The UK PC and Macintosh layouts are different. In particular, The UK PC layout swaps " and @ relative to the US layout, while the UK Macintosh layout does not. \ is placed next to return and above right shift on a UK Macintosh keyboard, while on a UK PC keyboard it is placed next to left shift. On both Mac and PC layouts, £ is placed above 3; the PC layout moves # next to the enter key (where Macs position \), while the Macintosh keyboard omits # entirely, requiring option+3 to enter it. As the option layer is not printed on Apple keyboards, it appears to the user that # cannot be typed. The Matias Tactile Pro series of keyboards for Mac do depict the option and shift+option layers on the keycaps.
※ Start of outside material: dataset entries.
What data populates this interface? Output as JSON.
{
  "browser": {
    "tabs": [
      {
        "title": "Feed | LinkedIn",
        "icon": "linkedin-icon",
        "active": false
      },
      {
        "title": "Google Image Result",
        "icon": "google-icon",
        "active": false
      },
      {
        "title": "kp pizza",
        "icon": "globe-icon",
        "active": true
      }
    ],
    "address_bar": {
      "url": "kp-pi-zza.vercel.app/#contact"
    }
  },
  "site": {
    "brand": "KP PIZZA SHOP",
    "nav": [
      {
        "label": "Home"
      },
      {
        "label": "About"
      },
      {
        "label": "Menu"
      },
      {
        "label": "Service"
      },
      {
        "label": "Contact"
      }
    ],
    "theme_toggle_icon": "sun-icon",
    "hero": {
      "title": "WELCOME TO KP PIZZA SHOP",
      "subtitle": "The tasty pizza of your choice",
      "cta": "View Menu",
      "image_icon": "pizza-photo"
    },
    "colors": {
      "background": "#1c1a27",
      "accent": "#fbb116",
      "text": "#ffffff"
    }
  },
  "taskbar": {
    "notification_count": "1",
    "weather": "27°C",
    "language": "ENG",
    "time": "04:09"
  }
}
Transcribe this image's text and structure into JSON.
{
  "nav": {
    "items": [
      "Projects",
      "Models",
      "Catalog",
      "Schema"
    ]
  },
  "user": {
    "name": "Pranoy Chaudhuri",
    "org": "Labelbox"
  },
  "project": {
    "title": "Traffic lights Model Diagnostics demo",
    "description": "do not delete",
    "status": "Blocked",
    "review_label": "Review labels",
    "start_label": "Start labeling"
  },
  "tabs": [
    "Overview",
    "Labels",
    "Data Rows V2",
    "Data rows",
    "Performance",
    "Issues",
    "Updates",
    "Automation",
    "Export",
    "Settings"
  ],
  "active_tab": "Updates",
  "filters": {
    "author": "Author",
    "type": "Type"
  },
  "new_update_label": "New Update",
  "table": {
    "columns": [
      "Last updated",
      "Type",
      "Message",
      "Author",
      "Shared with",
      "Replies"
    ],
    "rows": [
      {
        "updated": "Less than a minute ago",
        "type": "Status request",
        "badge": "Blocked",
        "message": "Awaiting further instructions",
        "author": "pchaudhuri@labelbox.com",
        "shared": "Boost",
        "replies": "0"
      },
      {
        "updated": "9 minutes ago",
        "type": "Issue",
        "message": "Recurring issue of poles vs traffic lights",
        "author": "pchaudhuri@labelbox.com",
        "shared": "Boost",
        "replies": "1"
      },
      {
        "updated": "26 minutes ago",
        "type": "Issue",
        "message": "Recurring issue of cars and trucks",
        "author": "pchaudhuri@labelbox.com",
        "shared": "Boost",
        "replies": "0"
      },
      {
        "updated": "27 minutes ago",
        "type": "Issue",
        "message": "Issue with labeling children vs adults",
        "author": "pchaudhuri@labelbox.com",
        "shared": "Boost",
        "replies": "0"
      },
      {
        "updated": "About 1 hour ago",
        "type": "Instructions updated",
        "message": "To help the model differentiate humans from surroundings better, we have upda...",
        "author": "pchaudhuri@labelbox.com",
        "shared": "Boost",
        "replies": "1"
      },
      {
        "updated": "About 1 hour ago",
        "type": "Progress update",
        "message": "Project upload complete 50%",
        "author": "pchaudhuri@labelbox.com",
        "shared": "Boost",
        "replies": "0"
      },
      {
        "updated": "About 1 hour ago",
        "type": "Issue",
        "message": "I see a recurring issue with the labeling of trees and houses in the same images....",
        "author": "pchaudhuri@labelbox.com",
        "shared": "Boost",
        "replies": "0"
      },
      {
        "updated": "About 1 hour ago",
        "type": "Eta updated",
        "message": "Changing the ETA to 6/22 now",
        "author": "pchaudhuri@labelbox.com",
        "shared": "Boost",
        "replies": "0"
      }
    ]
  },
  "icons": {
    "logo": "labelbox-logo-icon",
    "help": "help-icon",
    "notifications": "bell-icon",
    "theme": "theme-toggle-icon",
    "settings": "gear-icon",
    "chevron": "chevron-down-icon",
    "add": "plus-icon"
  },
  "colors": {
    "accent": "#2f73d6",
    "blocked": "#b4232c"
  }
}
On the modern PC layout, Alt Gr is used sparingly. The key to the left of 1 has three legends: ` (unshifted), ¬ (shifted) and ¦ (with Alt Gr), and Alt Gr+4 gives €. Alt Gr also adds an acute accent to the five vowels, for loanwords and for the Irish fada. Grave accents used in Scottish Gaelic cannot be entered. Welsh has its own keyboard layout.


AT (Austria)

CH (Switzerland)

DE (Germany)

Same as the Austrian layout.


The Neo layout is scientifically optimised for typing German as well as English, and is also said to work well for programmers. See for more info.

HU (Hungary)

There are two popular alternatives, one with the "ű" key to the left of the Enter key, and another with that key to the left of Backspace.

Notice also the unusual position of the "0" to the left of "1".


BE (Belgium)

Belgians use both AZERTY and QWERTY in their country.

FR (France)


NL (Netherlands)

Dutchmen use the US-International layout.

TR (Turkey)

Turks use an QWERTY-modified layout called "Q-keyboard" and a less-common, scientifically optimised layout called "F-keyboard".

Turkish F-keyboard

The Turkish F-layout is optimised for the Turkish language. Thanks to this layout's existence, "Turkey has broken 14 world records in typewriting championships between 1957 and 1995."[1]

ANSI QWERTY (without Alt Gr)

US (United States)

External links